As you might imagine, most good writers are sticklers when it comes to using proper grammar and punctuation. They cringe when they see apostrophes used to pluralize nouns, the pronoun “your” confused with the contraction “you’re,” or any number of other common mistakes that can creep their way into writing. While it’s always a good idea to eliminate errors from your writing, it’s also important to remember that sometimes it’s ok to break certain rules, especially if it helps you to establish the right tone of voice.

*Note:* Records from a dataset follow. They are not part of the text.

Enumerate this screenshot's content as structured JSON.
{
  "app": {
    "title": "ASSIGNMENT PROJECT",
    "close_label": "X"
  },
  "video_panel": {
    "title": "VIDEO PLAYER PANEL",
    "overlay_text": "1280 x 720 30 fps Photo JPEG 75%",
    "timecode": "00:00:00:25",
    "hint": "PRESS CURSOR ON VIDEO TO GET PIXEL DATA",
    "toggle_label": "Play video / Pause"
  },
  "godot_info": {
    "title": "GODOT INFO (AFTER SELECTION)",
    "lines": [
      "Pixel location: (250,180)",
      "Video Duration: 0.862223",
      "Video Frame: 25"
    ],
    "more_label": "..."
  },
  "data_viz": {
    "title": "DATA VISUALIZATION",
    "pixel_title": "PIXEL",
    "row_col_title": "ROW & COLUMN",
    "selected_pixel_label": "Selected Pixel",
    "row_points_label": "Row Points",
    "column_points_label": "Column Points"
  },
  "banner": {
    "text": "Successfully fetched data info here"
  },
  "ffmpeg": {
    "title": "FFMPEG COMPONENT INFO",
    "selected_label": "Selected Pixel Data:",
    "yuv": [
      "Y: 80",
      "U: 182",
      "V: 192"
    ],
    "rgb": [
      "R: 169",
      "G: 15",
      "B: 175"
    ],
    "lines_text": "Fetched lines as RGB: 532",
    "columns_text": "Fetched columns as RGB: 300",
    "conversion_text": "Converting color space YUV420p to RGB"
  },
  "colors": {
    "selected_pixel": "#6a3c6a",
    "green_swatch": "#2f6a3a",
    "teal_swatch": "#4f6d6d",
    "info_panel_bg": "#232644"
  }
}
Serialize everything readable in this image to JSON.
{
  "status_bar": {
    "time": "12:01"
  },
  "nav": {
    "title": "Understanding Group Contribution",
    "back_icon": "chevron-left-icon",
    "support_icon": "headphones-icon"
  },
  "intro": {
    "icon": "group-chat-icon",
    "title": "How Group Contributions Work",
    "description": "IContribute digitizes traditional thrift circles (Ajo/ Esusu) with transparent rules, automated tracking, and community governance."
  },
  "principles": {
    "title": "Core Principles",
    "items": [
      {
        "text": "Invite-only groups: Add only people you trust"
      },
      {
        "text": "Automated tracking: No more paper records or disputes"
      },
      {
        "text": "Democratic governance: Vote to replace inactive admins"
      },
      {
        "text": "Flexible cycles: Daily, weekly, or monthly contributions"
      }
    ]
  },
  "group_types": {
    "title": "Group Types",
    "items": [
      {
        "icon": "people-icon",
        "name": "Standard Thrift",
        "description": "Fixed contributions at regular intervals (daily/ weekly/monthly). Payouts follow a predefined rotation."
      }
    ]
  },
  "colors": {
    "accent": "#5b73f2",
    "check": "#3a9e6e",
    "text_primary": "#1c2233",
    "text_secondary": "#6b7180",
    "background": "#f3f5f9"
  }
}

That’s all well and good, provided you know which rules you can break and which ones you can’t. The good news is that the list of rules you can break is a lot shorter than the ones that you can’t. So, as a general rule of thumb, always write the way you were taught to, and then go back and look for opportunities to make your writing more conversational.
To help you get started, below are five of the most common rules that we encourage you to consider breaking from time to time, along with an explanation of why.
Never end a sentence with a preposition
In school we’re taught that ending a sentence with a preposition is nothing short of a cardinal sin. But the reality is that strictly following this rule can often result in language that sounds too formal. Consider the difference between these two sentences:
What software is the new product compatible with?
With which software is the new product compatible?
As readers, we understand both sentences equally well. But doesn’t the first sentence sound more natural than the second? Of course it does and that’s why you should write it that way, even if it means that you’ve got a preposition at the end of your sentence.
Never split an infinitive
Similar to ending sentences with prepositions, we also learn that we’re never supposed to split up the infinitive forms of verbs (e.g., to be, to do, to have, etc.) in writing. That’s often true, but there are times when splitting the infinitive just works better. Think of Star Trek’s famous motto, for example:
To boldly go where no man has gone before.
In that example, the infinitive “to go” is split by the adverb “boldly.” If we were to follow the rules and avoid splitting the infinitive, the sentence would change to the awkward-sounding to go boldly where no man has gone before.
Doesn’t have the same effect, now does it?
Your subjects always have to agree with your verbs
Although this is definitely true 95 percent of the time, there are exceptions. For example, compare the two lines below.
Apple is a great company. It has amazing products that consumers love.
Apple is a great company. They have amazing products that consumers love.
While the first set of sentences is technically the correct one, the second set creates a more personal impression of Apple. Plus, usage like this is so widespread that most people won’t fault you for using this more conversational style.
Never start your sentences with the conjunctions “but,” “and,” “or”
True enough, you don’t want to start most of your sentences with these conjunctions. But doing so selectively (like we just did at the start of this sentence) can help create a better style. The trick is just to use them in moderation, when doing so can help you be more direct or establish a more conversational tone.
Paragraphs need multiple sentences, sentences need multiple words
While these are often hard-fast rules, there are times when they can be broken. Really! Doing so can give the cadence of your writing a much needed adjustment, helping you to keep readers engaged. Just look back at this blog post to see some examples of how we’ve used a combination of sentence and paragraph lengths in our attempt to keep you interested. How’d we do?
Of course, we’ve only scratched the surface here in terms of the rules that you can bend or even occasionally break. What other ones come to mind that you enjoy overlooking in your writing?